Last week, my good friend Shari posted a guest post I’d written for her blog. I wrote 500 words about something I don’t hear a lot of conversation about. I wasn’t planning to post it on my blog, but here we are, in a more-or-less quarantine, on-line more than normal, with more free time than normal. I don’t usually ask for interaction from readers, but there again, we’re breathing different air right now.
So let’s talk.
“My church doesn’t know what to do with me.”
I’ve heard this line from singles many times. Maybe it’s the default setting in a sub-culture that greatly values marriage and family, but it always makes me sad. However, I’m deeply grateful for a church that gives me a place and lets us singles feel welcome, equal, and human.
Some things they do to give us a place:
- The ladies look for ways for us to be together—ladies’ evenings when the men have brother’s meeting, women’s retreats, extra ladies’ nights when we relax and laugh and tell stories.
- The men meet my eyes and shake my hand after church.
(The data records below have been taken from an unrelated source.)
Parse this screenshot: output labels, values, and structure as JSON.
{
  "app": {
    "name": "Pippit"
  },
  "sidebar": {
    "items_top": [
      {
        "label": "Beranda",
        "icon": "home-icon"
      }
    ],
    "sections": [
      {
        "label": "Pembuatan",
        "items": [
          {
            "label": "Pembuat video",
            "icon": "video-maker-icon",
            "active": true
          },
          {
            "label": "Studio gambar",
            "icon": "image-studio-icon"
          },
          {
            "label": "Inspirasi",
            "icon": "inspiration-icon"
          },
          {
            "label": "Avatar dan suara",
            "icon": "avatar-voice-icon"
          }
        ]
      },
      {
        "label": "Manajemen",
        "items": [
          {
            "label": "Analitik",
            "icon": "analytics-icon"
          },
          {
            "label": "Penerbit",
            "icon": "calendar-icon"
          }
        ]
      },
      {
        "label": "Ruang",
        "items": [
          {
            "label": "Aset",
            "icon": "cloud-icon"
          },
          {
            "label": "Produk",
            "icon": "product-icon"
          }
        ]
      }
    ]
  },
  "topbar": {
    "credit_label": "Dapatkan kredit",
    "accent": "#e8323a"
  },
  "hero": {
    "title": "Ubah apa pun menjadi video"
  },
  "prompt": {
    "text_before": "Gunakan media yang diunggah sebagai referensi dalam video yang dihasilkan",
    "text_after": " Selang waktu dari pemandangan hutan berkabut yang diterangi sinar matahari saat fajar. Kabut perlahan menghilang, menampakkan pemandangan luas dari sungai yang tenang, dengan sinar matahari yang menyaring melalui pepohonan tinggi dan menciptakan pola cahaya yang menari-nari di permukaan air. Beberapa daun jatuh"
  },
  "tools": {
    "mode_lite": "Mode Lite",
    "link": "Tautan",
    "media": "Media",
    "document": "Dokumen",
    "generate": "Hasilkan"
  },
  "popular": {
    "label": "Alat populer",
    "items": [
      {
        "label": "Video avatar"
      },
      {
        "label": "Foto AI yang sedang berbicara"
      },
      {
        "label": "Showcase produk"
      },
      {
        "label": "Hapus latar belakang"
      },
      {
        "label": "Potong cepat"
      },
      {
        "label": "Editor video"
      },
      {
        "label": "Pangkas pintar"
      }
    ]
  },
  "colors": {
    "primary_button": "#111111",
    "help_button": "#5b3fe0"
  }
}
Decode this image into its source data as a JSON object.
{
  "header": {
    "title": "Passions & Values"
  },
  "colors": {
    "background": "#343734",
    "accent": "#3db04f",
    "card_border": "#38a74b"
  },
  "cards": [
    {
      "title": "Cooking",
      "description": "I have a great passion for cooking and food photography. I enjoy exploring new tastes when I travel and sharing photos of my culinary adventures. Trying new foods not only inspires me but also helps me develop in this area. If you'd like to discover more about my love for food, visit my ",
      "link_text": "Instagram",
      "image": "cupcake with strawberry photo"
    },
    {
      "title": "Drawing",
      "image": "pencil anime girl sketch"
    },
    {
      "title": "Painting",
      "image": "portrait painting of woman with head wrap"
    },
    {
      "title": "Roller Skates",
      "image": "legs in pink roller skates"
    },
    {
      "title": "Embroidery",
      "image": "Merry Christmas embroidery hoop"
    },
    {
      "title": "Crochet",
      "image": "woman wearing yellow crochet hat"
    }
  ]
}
They regularly publicly honor and praise single and married women’s contributions to the families, school, and church.
- Families invite me for meals and tuck leftover food into my bag as I leave because they know I don’t have all day to cook.
- They treat me like an individual with a life: they remember my birthday and ask about my family. They care about my dreams.
- The men generously give advice and assistance in their area of expertise: purchasing and maintaining a car, phone, house, or garden, which can include pest control, yard work, or a mechanic’s number.
- They send us reports of their brother’s meetings.
- Church treats us like people who have something valuable to contribute, and so we’re on the hostess list and the church cleaning list and the list of people for jobs on reorganization night. And no, I don’t like the job they gave me but it means they believe in me.
- They compliment my clothes. They remember I was gone last week and ask about the trip. They remember to ask about things we’ve talked about before.
- They don’t ask us singles to serve the Valentine’s banquet.
- They invite me to join their family in the fellowship dinner line.
Some time ago, in another place, I was helping to host an event and several men acted as if I wasn’t there. Were they wanting to prove their loyalty to their wives? Was I intimidating or dangerous? I got a taste of my friends’ lines: “They don’t know what to do with me,” and I felt newly thankful for the conversations, camaraderie, and support the men in our church give to me and other single women.
A key part of this is that healthy relationships are two-way streets. I aim to give more than I take. I need to contribute, not just consume. I must plug in, make effort, invest, because the good life is not about me and my comfort. I often don’t feel like going to cell group or bringing food for an event or doing my assigned job, but who does? And who will have the richest life—those who stay home and curl into a ball when they feel like it, or those who push themselves to do hard things and love their people?
It goes both ways, but if you know a single in your church, think about how you could love her well and let her feel like she matters and belongs.
Now back to you:
What would you add to this list of 10? Which ones do you feel aren’t important?
What keeps you from engaging with someone with a different marital status than you?
What do we singles do that makes us seem threatening or dangerous to marriages?
To be clear: extended singleness isn’t the worst thing that could happen to a person. It’s not a crisis situation, and there are much, much worse, harder scenarios to live in. But singleness IS a disenfranchised grief. There are no sympathy or thinking-of-you cards that address it, and singleness doesn’t keep getting better every year like a good marriage apparently does. So it’s a lonely place for most of us, and one where good role models are scarce, and it’s hard to talk well about it without sounding bitter or desperate.
Let’s hear each other, ask questions, and walk toward wholeness and mutual understanding. This isn’t a platform for bitterness or accusation. We all need each other and we’re all far more alike than we are different.
We all want to matter, to make a difference.
We all want to know we’re beautiful and loveable and not obnoxious.
We all are hungry for more connection and less isolation.
What would you add to the lists of commonalities and ways to integrate?